#### Work instructions
Find the string "catch" in the data, and copy out each line that has it.

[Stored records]
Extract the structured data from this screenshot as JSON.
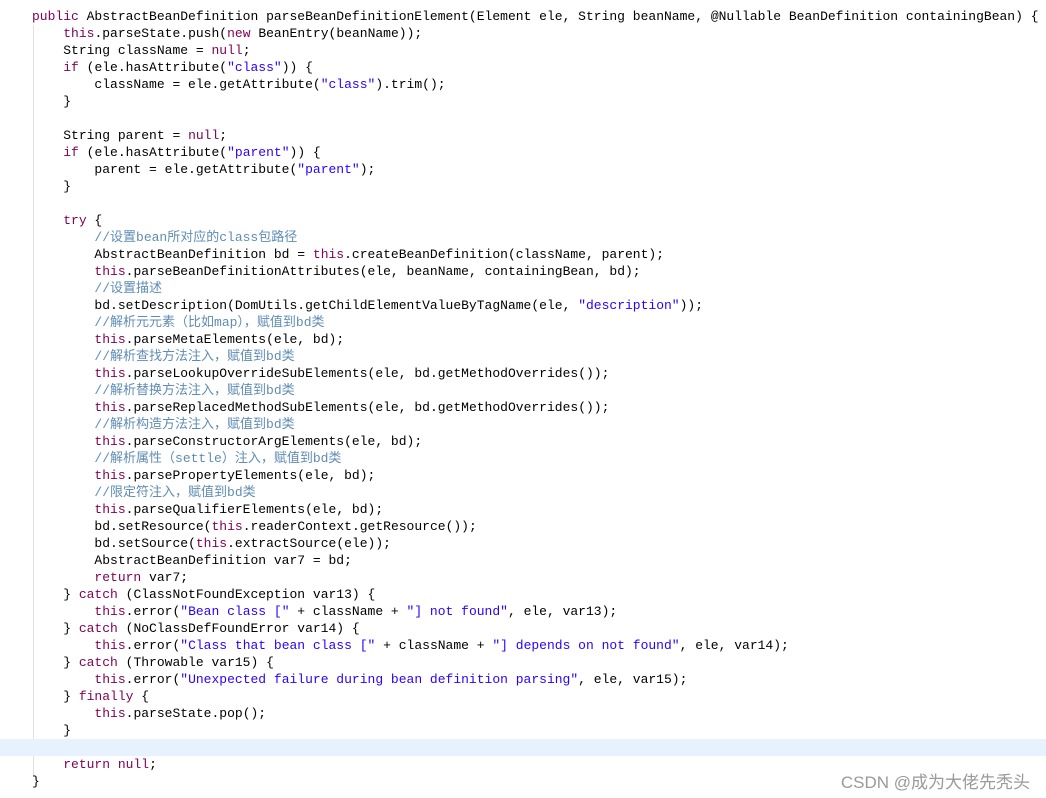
{
  "editor": {
    "current_line": 44,
    "colors": {
      "keyword": "#7f0055",
      "string": "#2a00ff",
      "comment": "#5f8cb4",
      "current_line_bg": "#e8f2fe"
    },
    "keywords": [
      "public",
      "new",
      "null",
      "if",
      "try",
      "this",
      "return",
      "catch",
      "finally"
    ],
    "lines": [
      "public AbstractBeanDefinition parseBeanDefinitionElement(Element ele, String beanName, @Nullable BeanDefinition containingBean) {",
      "    this.parseState.push(new BeanEntry(beanName));",
      "    String className = null;",
      "    if (ele.hasAttribute(\"class\")) {",
      "        className = ele.getAttribute(\"class\").trim();",
      "    }",
      "",
      "    String parent = null;",
      "    if (ele.hasAttribute(\"parent\")) {",
      "        parent = ele.getAttribute(\"parent\");",
      "    }",
      "",
      "    try {",
      "        //设置bean所对应的class包路径",
      "        AbstractBeanDefinition bd = this.createBeanDefinition(className, parent);",
      "        this.parseBeanDefinitionAttributes(ele, beanName, containingBean, bd);",
      "        //设置描述",
      "        bd.setDescription(DomUtils.getChildElementValueByTagName(ele, \"description\"));",
      "        //解析元元素（比如map），赋值到bd类",
      "        this.parseMetaElements(ele, bd);",
      "        //解析查找方法注入，赋值到bd类",
      "        this.parseLookupOverrideSubElements(ele, bd.getMethodOverrides());",
      "        //解析替换方法注入，赋值到bd类",
      "        this.parseReplacedMethodSubElements(ele, bd.getMethodOverrides());",
      "        //解析构造方法注入，赋值到bd类",
      "        this.parseConstructorArgElements(ele, bd);",
      "        //解析属性（settle）注入，赋值到bd类",
      "        this.parsePropertyElements(ele, bd);",
      "        //限定符注入，赋值到bd类",
      "        this.parseQualifierElements(ele, bd);",
      "        bd.setResource(this.readerContext.getResource());",
      "        bd.setSource(this.extractSource(ele));",
      "        AbstractBeanDefinition var7 = bd;",
      "        return var7;",
      "    } catch (ClassNotFoundException var13) {",
      "        this.error(\"Bean class [\" + className + \"] not found\", ele, var13);",
      "    } catch (NoClassDefFoundError var14) {",
      "        this.error(\"Class that bean class [\" + className + \"] depends on not found\", ele, var14);",
      "    } catch (Throwable var15) {",
      "        this.error(\"Unexpected failure during bean definition parsing\", ele, var15);",
      "    } finally {",
      "        this.parseState.pop();",
      "    }",
      "",
      "    return null;",
      "}"
    ]
  },
  "watermark": "CSDN @成为大佬先秃头"
}
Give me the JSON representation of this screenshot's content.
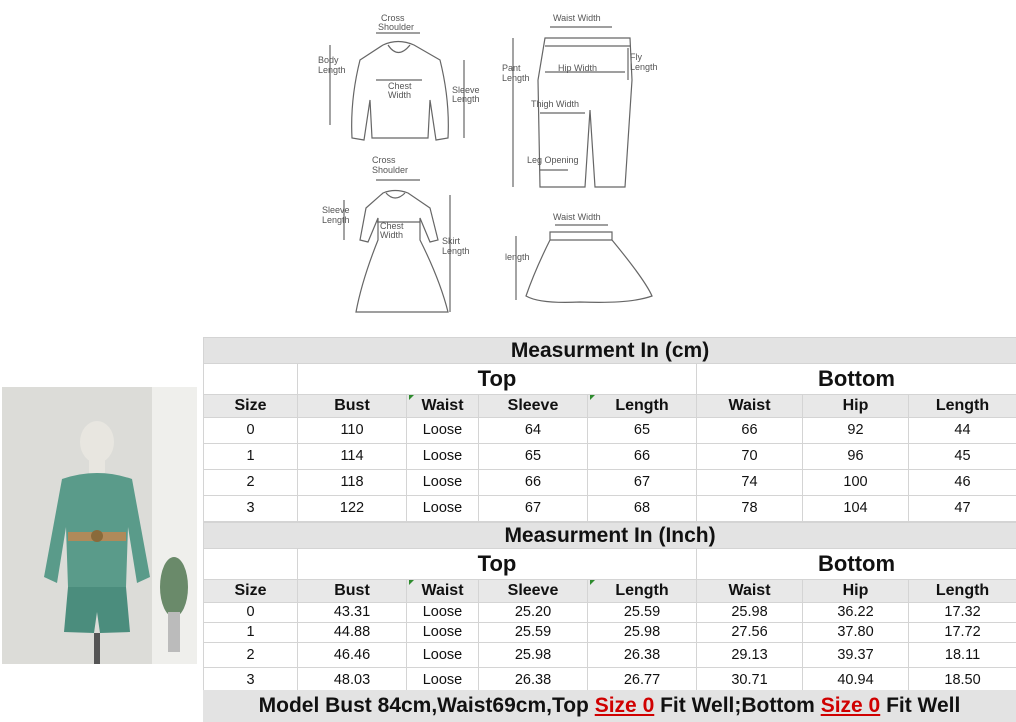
{
  "diagram": {
    "top_labels": {
      "cross_shoulder": [
        "Cross",
        "Shoulder"
      ],
      "body_length": [
        "Body",
        "Length"
      ],
      "chest_width": [
        "Chest",
        "Width"
      ],
      "sleeve_length": [
        "Sleeve",
        "Length"
      ]
    },
    "pant_labels": {
      "waist_width": "Waist Width",
      "pant_length": [
        "Pant",
        "Length"
      ],
      "hip_width": "Hip Width",
      "fly_length": [
        "Fly",
        "Length"
      ],
      "thigh_width": "Thigh Width",
      "leg_opening": "Leg Opening"
    },
    "dress_labels": {
      "cross_shoulder": [
        "Cross",
        "Shoulder"
      ],
      "sleeve_length": [
        "Sleeve",
        "Length"
      ],
      "chest_width": [
        "Chest",
        "Width"
      ],
      "skirt_length": [
        "Skirt",
        "Length"
      ]
    },
    "skirt_labels": {
      "waist_width": "Waist Width",
      "length": "length"
    }
  },
  "cm_table": {
    "title": "Measurment In (cm)",
    "group_top": "Top",
    "group_bottom": "Bottom",
    "headers": [
      "Size",
      "Bust",
      "Waist",
      "Sleeve",
      "Length",
      "Waist",
      "Hip",
      "Length"
    ],
    "rows": [
      [
        "0",
        "110",
        "Loose",
        "64",
        "65",
        "66",
        "92",
        "44"
      ],
      [
        "1",
        "114",
        "Loose",
        "65",
        "66",
        "70",
        "96",
        "45"
      ],
      [
        "2",
        "118",
        "Loose",
        "66",
        "67",
        "74",
        "100",
        "46"
      ],
      [
        "3",
        "122",
        "Loose",
        "67",
        "68",
        "78",
        "104",
        "47"
      ]
    ]
  },
  "inch_table": {
    "title": "Measurment In (Inch)",
    "group_top": "Top",
    "group_bottom": "Bottom",
    "headers": [
      "Size",
      "Bust",
      "Waist",
      "Sleeve",
      "Length",
      "Waist",
      "Hip",
      "Length"
    ],
    "rows": [
      [
        "0",
        "43.31",
        "Loose",
        "25.20",
        "25.59",
        "25.98",
        "36.22",
        "17.32"
      ],
      [
        "1",
        "44.88",
        "Loose",
        "25.59",
        "25.98",
        "27.56",
        "37.80",
        "17.72"
      ],
      [
        "2",
        "46.46",
        "Loose",
        "25.98",
        "26.38",
        "29.13",
        "39.37",
        "18.11"
      ],
      [
        "3",
        "48.03",
        "Loose",
        "26.38",
        "26.77",
        "30.71",
        "40.94",
        "18.50"
      ]
    ]
  },
  "footer": {
    "part1": "Model Bust 84cm,Waist69cm,Top ",
    "size_top": "Size 0",
    "part2": " Fit Well;Bottom ",
    "size_bottom": "Size 0",
    "part3": " Fit Well"
  },
  "colors": {
    "header_gray": "#e3e3e3",
    "highlight_red": "#d00000",
    "corner_mark_green": "#2e8b2e"
  }
}
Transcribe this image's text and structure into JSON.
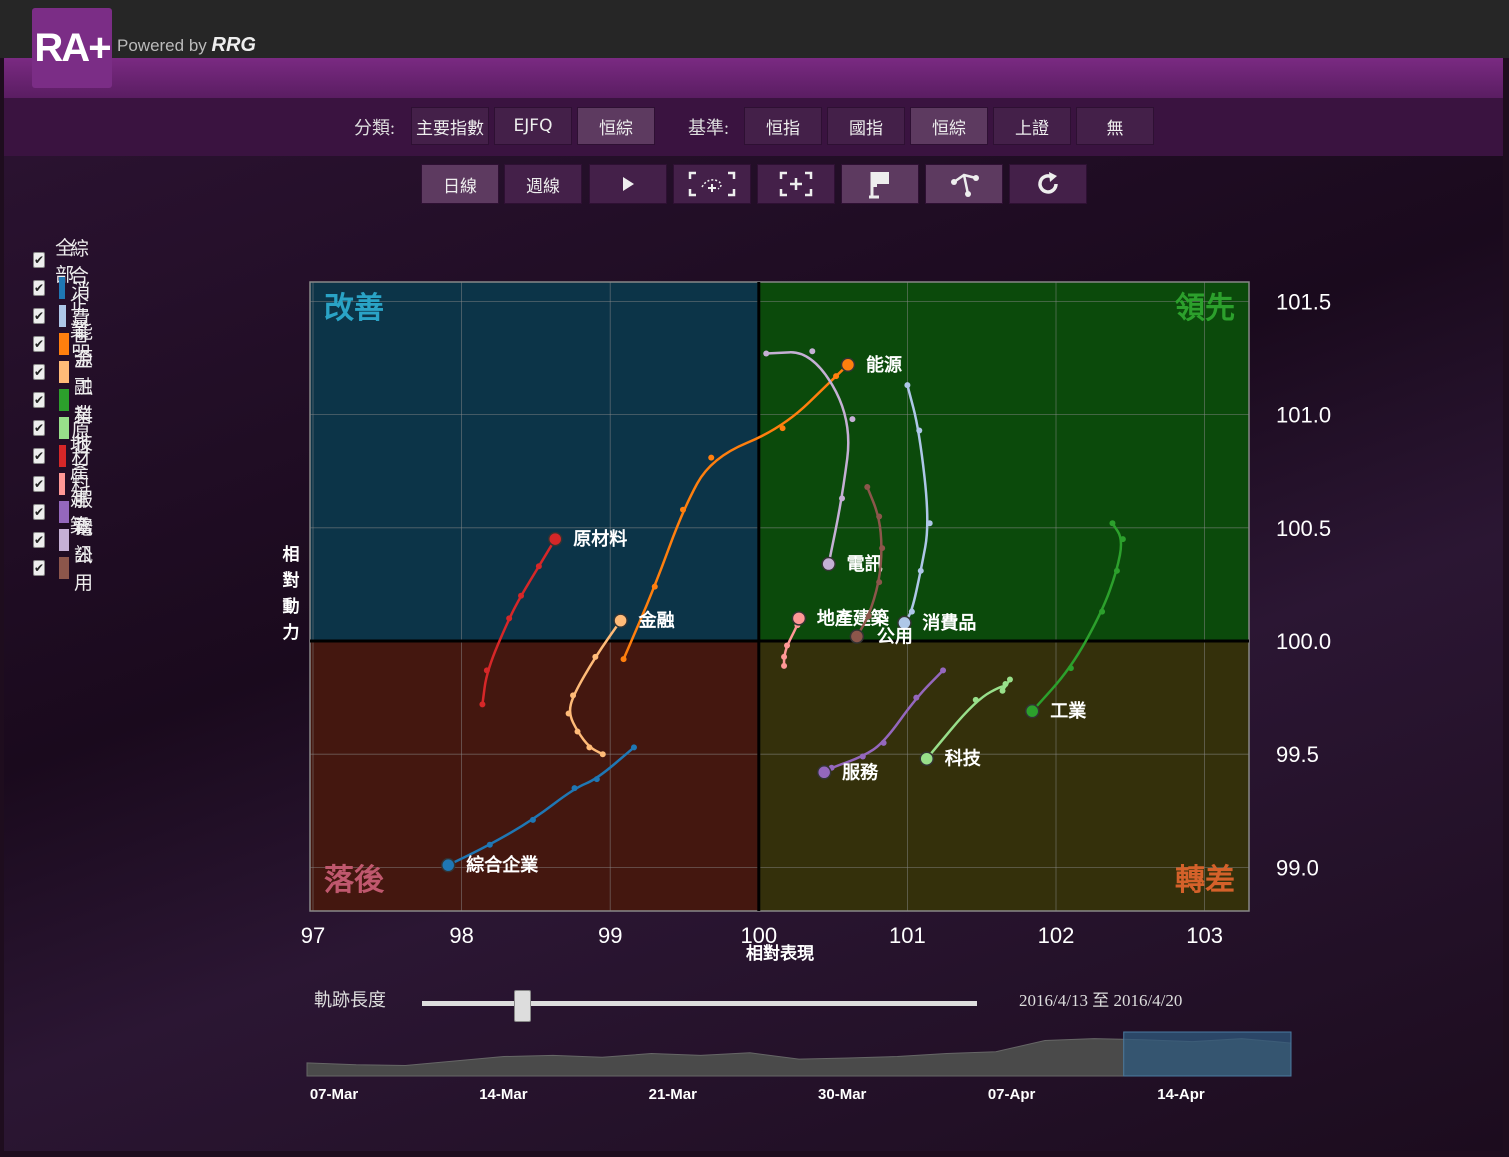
{
  "app": {
    "logo_text": "RA+",
    "powered_prefix": "Powered by ",
    "powered_brand": "RRG"
  },
  "toolbar": {
    "category_label": "分類:",
    "category_buttons": [
      "主要指數",
      "EJFQ",
      "恒綜"
    ],
    "benchmark_label": "基準:",
    "benchmark_buttons": [
      "恒指",
      "國指",
      "恒綜",
      "上證",
      "無"
    ],
    "period_buttons": [
      "日線",
      "週線"
    ],
    "tool_icons": [
      "play-icon",
      "lasso-zoom-icon",
      "box-zoom-icon",
      "flag-icon",
      "trail-icon",
      "refresh-icon"
    ]
  },
  "legend": {
    "all_label": "全部",
    "items": [
      {
        "label": "綜合企業",
        "color": "#1f77b4"
      },
      {
        "label": "消費品",
        "color": "#aec7e8"
      },
      {
        "label": "能源",
        "color": "#ff7f0e"
      },
      {
        "label": "金融",
        "color": "#ffbb78"
      },
      {
        "label": "工業",
        "color": "#2ca02c"
      },
      {
        "label": "科技",
        "color": "#98df8a"
      },
      {
        "label": "原材料",
        "color": "#d62728"
      },
      {
        "label": "地產建築",
        "color": "#ff9896"
      },
      {
        "label": "服務",
        "color": "#9467bd"
      },
      {
        "label": "電訊",
        "color": "#c5b0d5"
      },
      {
        "label": "公用",
        "color": "#8c564b"
      }
    ]
  },
  "chart_data": {
    "type": "scatter",
    "xlabel": "相對表現",
    "ylabel": "相對動力",
    "xlim": [
      97,
      103.3
    ],
    "ylim": [
      98.85,
      101.6
    ],
    "xticks": [
      "97",
      "98",
      "99",
      "100",
      "101",
      "102",
      "103"
    ],
    "yticks": [
      "101.5",
      "101.0",
      "100.5",
      "100.0",
      "99.5",
      "99.0"
    ],
    "quadrants": {
      "top_left": "改善",
      "top_right": "領先",
      "bottom_left": "落後",
      "bottom_right": "轉差"
    },
    "quadrant_colors": {
      "top_left": "#0c3448",
      "top_right": "#0b4a0b",
      "bottom_left": "#44170f",
      "bottom_right": "#34300b"
    },
    "series": [
      {
        "name": "綜合企業",
        "color": "#1f77b4",
        "points": [
          [
            99.16,
            99.53
          ],
          [
            98.91,
            99.39
          ],
          [
            98.76,
            99.35
          ],
          [
            98.48,
            99.21
          ],
          [
            98.19,
            99.1
          ],
          [
            97.91,
            99.01
          ]
        ]
      },
      {
        "name": "消費品",
        "color": "#aec7e8",
        "points": [
          [
            101.0,
            101.13
          ],
          [
            101.08,
            100.93
          ],
          [
            101.15,
            100.52
          ],
          [
            101.09,
            100.31
          ],
          [
            101.03,
            100.13
          ],
          [
            100.98,
            100.08
          ]
        ]
      },
      {
        "name": "能源",
        "color": "#ff7f0e",
        "points": [
          [
            99.09,
            99.92
          ],
          [
            99.3,
            100.24
          ],
          [
            99.49,
            100.58
          ],
          [
            99.68,
            100.81
          ],
          [
            100.16,
            100.94
          ],
          [
            100.52,
            101.17
          ],
          [
            100.6,
            101.22
          ]
        ]
      },
      {
        "name": "金融",
        "color": "#ffbb78",
        "points": [
          [
            98.95,
            99.5
          ],
          [
            98.86,
            99.53
          ],
          [
            98.78,
            99.6
          ],
          [
            98.72,
            99.68
          ],
          [
            98.75,
            99.76
          ],
          [
            98.9,
            99.93
          ],
          [
            99.07,
            100.09
          ]
        ]
      },
      {
        "name": "工業",
        "color": "#2ca02c",
        "points": [
          [
            102.38,
            100.52
          ],
          [
            102.45,
            100.45
          ],
          [
            102.41,
            100.31
          ],
          [
            102.31,
            100.13
          ],
          [
            102.1,
            99.88
          ],
          [
            101.84,
            99.69
          ]
        ]
      },
      {
        "name": "科技",
        "color": "#98df8a",
        "points": [
          [
            101.69,
            99.83
          ],
          [
            101.64,
            99.78
          ],
          [
            101.66,
            99.81
          ],
          [
            101.46,
            99.74
          ],
          [
            101.13,
            99.48
          ]
        ]
      },
      {
        "name": "原材料",
        "color": "#d62728",
        "points": [
          [
            98.14,
            99.72
          ],
          [
            98.17,
            99.87
          ],
          [
            98.32,
            100.1
          ],
          [
            98.4,
            100.2
          ],
          [
            98.52,
            100.33
          ],
          [
            98.63,
            100.45
          ]
        ]
      },
      {
        "name": "地產建築",
        "color": "#ff9896",
        "points": [
          [
            100.17,
            99.89
          ],
          [
            100.17,
            99.93
          ],
          [
            100.19,
            99.98
          ],
          [
            100.26,
            100.07
          ],
          [
            100.27,
            100.1
          ]
        ]
      },
      {
        "name": "服務",
        "color": "#9467bd",
        "points": [
          [
            101.24,
            99.87
          ],
          [
            101.06,
            99.75
          ],
          [
            100.84,
            99.55
          ],
          [
            100.7,
            99.49
          ],
          [
            100.49,
            99.44
          ],
          [
            100.44,
            99.42
          ]
        ]
      },
      {
        "name": "電訊",
        "color": "#c5b0d5",
        "points": [
          [
            100.05,
            101.27
          ],
          [
            100.36,
            101.28
          ],
          [
            100.63,
            100.98
          ],
          [
            100.56,
            100.63
          ],
          [
            100.47,
            100.34
          ]
        ]
      },
      {
        "name": "公用",
        "color": "#8c564b",
        "points": [
          [
            100.73,
            100.68
          ],
          [
            100.81,
            100.55
          ],
          [
            100.83,
            100.41
          ],
          [
            100.81,
            100.26
          ],
          [
            100.74,
            100.11
          ],
          [
            100.66,
            100.02
          ]
        ]
      }
    ]
  },
  "slider": {
    "label": "軌跡長度",
    "range_text": "2016/4/13 至 2016/4/20",
    "value_fraction": 0.18
  },
  "timeline": {
    "dates": [
      "07-Mar",
      "14-Mar",
      "21-Mar",
      "30-Mar",
      "07-Apr",
      "14-Apr"
    ],
    "values": [
      0.35,
      0.3,
      0.28,
      0.4,
      0.52,
      0.55,
      0.5,
      0.6,
      0.55,
      0.62,
      0.45,
      0.48,
      0.52,
      0.6,
      0.65,
      0.95,
      1.0,
      0.97,
      0.92,
      1.0,
      0.88
    ],
    "selection_start": 0.83
  }
}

#### Task response
      "catch",
      "    } catch (ClassNotFoundException var13) {",
      "    } catch (NoClassDefFoundError var14) {",
      "    } catch (Throwable var15) {",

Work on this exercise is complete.